Those who oppose Donald Trump keep missing a major point. Whether during the Republican primaries, in the General Election against Hillary Clinton, or since he became president, critics have misunderstood the basis for Trump’s appeal to his supporters.
Given that our current president is the most unconventional politician of modern times, getting a clear handle on him is not easy. He has defied all the norms, broken quite a few rules and seems to lack any fixed set of beliefs. You shouldn’t pay too much attention to what he says at any given moment because he doesn’t. Trump lies, changes his position and backpedals and restates. He also is masterful at creating distractions.
It is conventional wisdom that Trump won the presidency in 2016 by connecting with white working class Americans who had been left behind in the new global economy. Books like J.D. Vance’s “Hillbilly Elegy” provided support for that view by arguing that poor working people had been ignored by traditional politicians. Trump, it was said by many, spoke to their concerns and promised solutions to their problems.
To add to that perspective, many in the Democratic Party argued that the Party needed to refine its message to reach out to those forgotten voters. The hand-wringing about the need for a more inclusive approach continues to this day.
The problem is that working class whites really aren’t drawn to Trump because of his economic message. They may wish that coal was coming back or that the president would create new manufacturing jobs, but his continued failure to achieve either of those objectives hasn’t led to a significant drop in support among that key portion of his base.
It’s actually not clear that white working class voters ever took Trump’s economic promises very seriously, either literally or figuratively. While his rallies always included assurances that he alone could remedy their economic woes, those were never the main applause lines.
Those who believed early on that Trump couldn’t possibly be elected relied on the faulty assumption that he was too erratic and too lacking in the most basic qualifications and knowledge ever to win the support of thoughtful Republicans. On Election Day, 90% of voters who identified with the Party voted for Trump.
That phenomenon goes far toward explaining why Trump won despite not having a believable economic message. Our highly polarized politics led many Republicans to vote for him solely because he carried the Party’s label. Many, if not most, of them will continue to support him in the future regardless of his record.
It is true that a portion of his support did come from voters who anticipated economic gain for themselves if Trump captured the White House and Republicans retained control of Congress. That group was not, however, the economically disadvantaged. It was the wealthy segment of the Republican Party who received their reward through the GOP tax cut that was passed in 2017.
Vance’s hillbillies may see marginal benefits from legislation that poured millions into the pockets of the richest Americans, but those few extra dollars won’t change their lives. My argument here is that getting the short end of the tax cut stick won’t at all diminish their support for Trump.
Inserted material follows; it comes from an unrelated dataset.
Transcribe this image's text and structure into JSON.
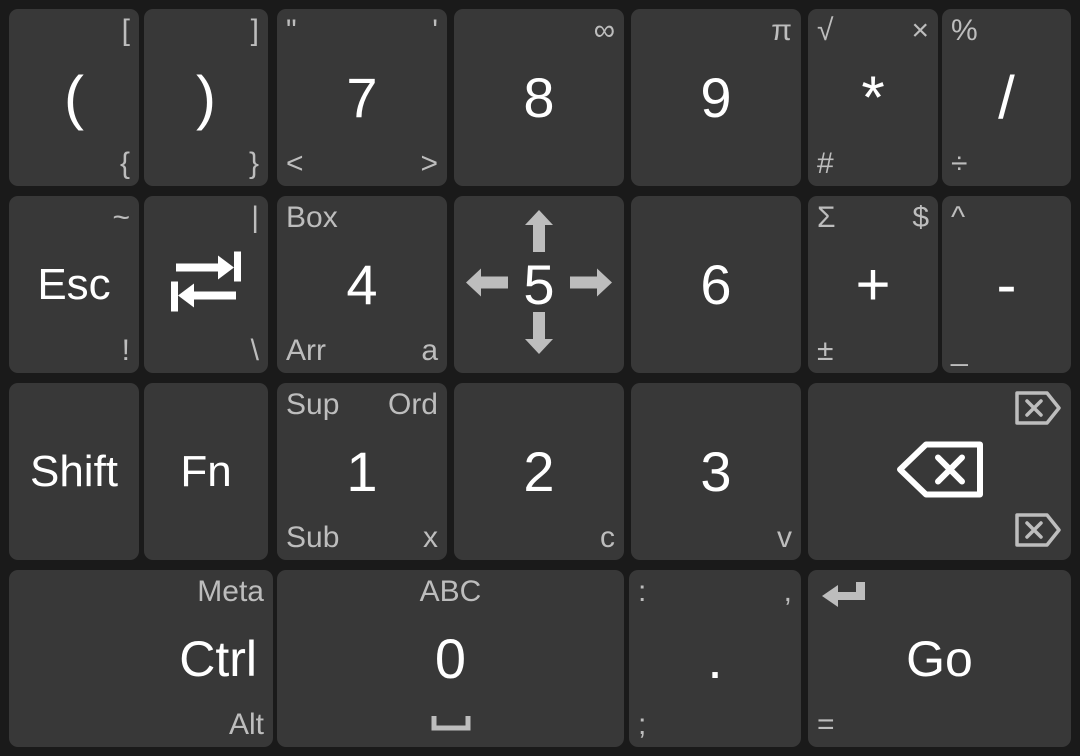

Why, then, do they cling to a billionaire president who is doing nothing to provide materials benefits to them? Will they rebel as they discover it is their health benefits that have been taken away or made more expensive? Probably not.
Understanding Trump’s hold on America’s economically disadvantaged requires looking in a different direction. The answer, it turns out, is staring us in the face.
As a candidate and even more openly since he took office, Trump has played on a different anxiety than economics. Trump’s supporters are overwhelmingly white. So is the Republican Party. His consistent message, which supporters do take both literally and figuratively, is that he will protect them from the encroachment on their way of life from minorities and immigrants. The theme is neither subtle nor indirect.
Take the two moments that best characterize Trump’s appeal. One is the promise to build a wall. Many observers thought that the assertion that Mexico would pay for the wall was a critical ingredient in the popularity of the promise, but his total and complete failure to get Mexican compliance hasn’t diminished his supporters’ enthusiasm. You can see the same thing about his proposed Muslim ban which keeps falling afoul of legal and constitutional objections.
The other Trump “highlight” was his observation that there were”good people on both sides” of the events in Charlottesville last year. What most decent Americans saw as a rally of racists chanting ugly slogans and intent on violence was used by Trump as a dog whistle for racist supporters.
“Make America Great Again” is nothing more than a veiled reference to an era of unquestioned white privilege and minorities who “knew their place.” Trump is presenting himself to those who are threatened and anxious about the changing demographics of the United States as the person who can hold back the tide. Whether he can is largely beside the point. Trump holds out hope at the very time that a portion of the population is losing it.
We are at an incredibly ugly time in our history. Trump will not change his stripes; we have not yet seen the worst from him. Appeals to reason won’t dissuade many of his supporters. Neither will a better economic message by Democrats. Saving the country from the worst features of Trumpism will require a clear rejection of the racist and nativist views bellowed by this demagogue and an overwhelming turnout in November by those who believe that America is better than that.